## Problem statement
Only the lines holding "well" are wanted. Copy every one from the records below.
BEGIN Working data
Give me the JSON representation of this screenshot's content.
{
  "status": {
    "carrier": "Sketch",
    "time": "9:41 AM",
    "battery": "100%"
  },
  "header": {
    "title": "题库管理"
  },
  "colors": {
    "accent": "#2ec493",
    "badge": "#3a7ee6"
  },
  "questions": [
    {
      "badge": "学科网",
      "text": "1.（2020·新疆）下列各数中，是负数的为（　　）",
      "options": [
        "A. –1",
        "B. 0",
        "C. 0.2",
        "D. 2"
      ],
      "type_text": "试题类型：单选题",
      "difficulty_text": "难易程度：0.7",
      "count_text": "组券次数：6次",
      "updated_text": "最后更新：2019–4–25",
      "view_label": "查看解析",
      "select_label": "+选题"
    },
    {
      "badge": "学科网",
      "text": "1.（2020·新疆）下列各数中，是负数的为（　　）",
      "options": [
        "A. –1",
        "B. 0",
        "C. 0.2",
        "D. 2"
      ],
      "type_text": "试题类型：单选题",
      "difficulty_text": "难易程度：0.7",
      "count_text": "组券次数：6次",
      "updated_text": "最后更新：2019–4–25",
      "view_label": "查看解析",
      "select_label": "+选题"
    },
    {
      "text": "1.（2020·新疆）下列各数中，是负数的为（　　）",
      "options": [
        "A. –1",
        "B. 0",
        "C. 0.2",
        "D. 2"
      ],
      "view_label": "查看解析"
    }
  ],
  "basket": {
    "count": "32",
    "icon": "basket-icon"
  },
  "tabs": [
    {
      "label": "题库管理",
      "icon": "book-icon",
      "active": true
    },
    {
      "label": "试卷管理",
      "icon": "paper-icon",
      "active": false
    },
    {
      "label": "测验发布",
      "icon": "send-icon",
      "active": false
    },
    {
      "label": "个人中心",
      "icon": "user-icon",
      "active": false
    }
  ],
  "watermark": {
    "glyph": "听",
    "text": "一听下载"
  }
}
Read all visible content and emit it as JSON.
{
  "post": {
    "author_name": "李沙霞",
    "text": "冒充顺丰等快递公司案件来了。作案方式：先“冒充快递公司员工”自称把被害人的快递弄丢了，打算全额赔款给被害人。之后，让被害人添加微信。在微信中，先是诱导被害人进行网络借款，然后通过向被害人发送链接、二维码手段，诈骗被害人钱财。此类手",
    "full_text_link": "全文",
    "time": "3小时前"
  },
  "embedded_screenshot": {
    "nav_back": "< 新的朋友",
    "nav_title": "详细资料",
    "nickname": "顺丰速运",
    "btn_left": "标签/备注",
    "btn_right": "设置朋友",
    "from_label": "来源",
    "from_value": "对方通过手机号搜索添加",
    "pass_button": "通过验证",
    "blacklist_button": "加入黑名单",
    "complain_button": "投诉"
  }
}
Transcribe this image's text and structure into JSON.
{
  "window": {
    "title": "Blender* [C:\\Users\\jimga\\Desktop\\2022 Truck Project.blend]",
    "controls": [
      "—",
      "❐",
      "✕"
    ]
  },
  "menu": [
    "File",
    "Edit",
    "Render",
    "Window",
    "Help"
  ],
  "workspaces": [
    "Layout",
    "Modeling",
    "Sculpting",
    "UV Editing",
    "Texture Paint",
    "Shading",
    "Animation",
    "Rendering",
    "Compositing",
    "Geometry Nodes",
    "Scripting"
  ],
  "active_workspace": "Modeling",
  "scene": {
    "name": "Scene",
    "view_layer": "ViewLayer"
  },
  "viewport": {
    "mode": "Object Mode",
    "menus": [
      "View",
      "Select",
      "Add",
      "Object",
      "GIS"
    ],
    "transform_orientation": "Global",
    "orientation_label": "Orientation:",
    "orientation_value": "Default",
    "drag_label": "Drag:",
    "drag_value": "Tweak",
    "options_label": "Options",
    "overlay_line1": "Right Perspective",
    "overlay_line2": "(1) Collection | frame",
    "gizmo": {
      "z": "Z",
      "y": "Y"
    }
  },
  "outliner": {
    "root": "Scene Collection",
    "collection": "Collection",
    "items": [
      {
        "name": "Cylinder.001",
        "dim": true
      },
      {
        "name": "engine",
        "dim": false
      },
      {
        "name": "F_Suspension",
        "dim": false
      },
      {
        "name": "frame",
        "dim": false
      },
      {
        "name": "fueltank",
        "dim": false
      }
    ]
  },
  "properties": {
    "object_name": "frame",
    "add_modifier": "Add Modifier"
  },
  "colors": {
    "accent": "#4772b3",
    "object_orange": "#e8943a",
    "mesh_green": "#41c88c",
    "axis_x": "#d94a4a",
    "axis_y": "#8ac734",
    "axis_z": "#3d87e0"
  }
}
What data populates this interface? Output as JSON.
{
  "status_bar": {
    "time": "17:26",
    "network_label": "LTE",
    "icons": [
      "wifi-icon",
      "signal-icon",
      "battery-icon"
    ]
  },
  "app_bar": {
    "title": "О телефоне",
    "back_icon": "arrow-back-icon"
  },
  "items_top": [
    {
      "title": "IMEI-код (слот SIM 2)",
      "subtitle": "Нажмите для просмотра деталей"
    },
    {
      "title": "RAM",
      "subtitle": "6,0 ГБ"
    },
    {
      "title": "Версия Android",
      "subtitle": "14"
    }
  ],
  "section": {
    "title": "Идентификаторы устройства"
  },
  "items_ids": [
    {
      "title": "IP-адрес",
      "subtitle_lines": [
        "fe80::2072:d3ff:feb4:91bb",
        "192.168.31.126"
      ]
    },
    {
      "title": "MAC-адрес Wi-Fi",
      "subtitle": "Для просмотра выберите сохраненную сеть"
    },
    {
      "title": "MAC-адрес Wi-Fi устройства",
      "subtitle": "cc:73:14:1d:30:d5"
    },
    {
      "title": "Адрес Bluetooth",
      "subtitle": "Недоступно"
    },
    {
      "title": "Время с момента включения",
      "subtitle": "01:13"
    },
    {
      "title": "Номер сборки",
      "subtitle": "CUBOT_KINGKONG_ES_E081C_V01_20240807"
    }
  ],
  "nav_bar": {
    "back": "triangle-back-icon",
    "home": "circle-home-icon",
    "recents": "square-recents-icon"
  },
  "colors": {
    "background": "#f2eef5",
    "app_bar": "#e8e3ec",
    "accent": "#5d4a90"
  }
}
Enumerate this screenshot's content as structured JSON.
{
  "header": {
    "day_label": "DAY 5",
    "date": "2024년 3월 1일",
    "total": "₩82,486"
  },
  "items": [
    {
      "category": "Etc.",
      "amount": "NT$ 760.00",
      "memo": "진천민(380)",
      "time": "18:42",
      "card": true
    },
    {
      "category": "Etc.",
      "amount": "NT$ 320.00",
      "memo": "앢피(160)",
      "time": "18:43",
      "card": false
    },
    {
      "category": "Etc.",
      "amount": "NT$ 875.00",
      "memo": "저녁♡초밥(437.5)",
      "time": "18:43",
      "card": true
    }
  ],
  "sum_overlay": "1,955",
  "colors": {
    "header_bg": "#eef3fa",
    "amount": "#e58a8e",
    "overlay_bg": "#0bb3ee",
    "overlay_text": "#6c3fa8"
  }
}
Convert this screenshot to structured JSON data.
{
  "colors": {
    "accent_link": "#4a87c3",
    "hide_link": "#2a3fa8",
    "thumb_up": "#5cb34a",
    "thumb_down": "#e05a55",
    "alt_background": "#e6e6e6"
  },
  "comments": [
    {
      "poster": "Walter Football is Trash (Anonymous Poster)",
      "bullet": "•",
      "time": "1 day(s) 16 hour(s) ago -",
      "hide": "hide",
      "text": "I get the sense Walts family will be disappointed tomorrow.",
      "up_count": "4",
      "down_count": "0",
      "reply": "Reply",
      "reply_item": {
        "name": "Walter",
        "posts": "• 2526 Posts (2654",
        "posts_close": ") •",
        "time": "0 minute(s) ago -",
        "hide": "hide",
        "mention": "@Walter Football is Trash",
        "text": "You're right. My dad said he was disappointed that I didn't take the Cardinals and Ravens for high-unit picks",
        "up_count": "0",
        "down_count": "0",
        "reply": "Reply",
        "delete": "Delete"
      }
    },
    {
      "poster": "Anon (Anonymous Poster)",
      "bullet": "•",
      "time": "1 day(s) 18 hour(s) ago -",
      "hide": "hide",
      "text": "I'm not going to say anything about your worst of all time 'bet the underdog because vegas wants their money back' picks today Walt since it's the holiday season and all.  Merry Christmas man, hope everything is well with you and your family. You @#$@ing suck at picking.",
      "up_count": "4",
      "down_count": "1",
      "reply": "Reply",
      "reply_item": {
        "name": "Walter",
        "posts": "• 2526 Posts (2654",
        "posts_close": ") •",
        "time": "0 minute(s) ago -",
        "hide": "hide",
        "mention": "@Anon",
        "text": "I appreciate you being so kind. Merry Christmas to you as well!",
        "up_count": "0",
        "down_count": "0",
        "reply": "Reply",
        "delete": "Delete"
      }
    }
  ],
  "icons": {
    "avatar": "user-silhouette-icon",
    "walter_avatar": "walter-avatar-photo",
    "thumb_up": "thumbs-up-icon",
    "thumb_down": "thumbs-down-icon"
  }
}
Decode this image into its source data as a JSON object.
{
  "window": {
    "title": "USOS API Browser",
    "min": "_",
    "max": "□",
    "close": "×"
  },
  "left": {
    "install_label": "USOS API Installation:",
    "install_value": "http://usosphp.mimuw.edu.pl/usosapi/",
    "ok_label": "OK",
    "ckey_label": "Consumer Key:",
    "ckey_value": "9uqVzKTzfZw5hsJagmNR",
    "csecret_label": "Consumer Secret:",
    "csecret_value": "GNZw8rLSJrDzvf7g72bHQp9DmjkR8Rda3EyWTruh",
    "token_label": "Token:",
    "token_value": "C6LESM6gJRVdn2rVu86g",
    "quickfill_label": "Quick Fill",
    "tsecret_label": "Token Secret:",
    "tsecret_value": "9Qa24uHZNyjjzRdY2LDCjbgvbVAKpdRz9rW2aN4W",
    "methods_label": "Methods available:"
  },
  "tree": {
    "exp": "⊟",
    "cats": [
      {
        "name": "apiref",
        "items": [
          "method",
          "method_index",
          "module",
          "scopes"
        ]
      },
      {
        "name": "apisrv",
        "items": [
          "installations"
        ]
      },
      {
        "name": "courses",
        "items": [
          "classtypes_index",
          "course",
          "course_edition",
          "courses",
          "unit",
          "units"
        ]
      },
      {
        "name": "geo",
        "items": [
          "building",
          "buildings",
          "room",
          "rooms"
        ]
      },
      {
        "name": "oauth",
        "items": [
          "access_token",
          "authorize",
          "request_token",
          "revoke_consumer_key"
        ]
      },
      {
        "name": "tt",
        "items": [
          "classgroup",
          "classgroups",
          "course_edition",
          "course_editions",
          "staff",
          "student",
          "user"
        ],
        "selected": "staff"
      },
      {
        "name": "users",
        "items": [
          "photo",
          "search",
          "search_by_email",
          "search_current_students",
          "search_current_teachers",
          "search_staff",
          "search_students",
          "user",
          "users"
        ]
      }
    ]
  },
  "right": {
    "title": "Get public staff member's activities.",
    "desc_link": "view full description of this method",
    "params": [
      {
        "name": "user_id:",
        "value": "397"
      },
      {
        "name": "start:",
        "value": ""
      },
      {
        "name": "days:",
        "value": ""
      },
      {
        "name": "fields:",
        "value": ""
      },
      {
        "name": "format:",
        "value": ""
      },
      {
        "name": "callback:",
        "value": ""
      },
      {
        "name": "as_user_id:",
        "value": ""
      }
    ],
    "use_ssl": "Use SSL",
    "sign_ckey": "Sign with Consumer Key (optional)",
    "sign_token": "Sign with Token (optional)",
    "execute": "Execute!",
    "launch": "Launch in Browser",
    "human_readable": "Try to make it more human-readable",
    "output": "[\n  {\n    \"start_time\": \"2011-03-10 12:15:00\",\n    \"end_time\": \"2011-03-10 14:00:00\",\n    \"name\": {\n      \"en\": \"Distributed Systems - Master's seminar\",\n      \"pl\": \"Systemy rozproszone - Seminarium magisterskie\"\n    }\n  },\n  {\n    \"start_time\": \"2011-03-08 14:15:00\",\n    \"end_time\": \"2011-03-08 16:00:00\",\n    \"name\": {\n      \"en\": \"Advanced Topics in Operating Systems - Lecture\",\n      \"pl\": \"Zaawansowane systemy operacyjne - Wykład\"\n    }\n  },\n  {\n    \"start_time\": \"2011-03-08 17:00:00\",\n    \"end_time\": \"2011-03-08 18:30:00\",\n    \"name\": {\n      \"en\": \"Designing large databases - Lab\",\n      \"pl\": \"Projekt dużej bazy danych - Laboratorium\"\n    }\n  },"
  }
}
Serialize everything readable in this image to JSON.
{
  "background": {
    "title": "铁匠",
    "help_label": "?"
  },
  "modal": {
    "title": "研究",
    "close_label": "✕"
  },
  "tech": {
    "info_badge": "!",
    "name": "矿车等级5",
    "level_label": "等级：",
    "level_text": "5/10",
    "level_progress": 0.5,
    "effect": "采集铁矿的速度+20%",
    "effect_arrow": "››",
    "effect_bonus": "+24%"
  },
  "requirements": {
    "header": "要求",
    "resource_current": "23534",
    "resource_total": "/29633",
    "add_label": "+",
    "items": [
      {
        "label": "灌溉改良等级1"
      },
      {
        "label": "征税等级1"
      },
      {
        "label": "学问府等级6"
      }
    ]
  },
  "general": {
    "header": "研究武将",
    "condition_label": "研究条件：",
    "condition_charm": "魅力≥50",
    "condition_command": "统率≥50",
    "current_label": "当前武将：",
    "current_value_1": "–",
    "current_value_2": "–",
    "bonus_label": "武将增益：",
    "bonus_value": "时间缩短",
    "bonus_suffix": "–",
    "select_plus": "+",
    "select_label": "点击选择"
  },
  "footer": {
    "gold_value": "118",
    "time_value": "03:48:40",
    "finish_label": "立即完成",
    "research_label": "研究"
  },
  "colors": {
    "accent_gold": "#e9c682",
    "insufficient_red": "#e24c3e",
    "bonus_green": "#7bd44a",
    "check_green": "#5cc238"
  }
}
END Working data
## Answer to this exercise
      "text": "I'm not going to say anything about your worst of all time 'bet the underdog because vegas wants their money back' picks today Walt since it's the holiday season and all.  Merry Christmas man, hope everything is well with you and your family. You @#$@ing suck at picking.",
        "text": "I appreciate you being so kind. Merry Christmas to you as well!",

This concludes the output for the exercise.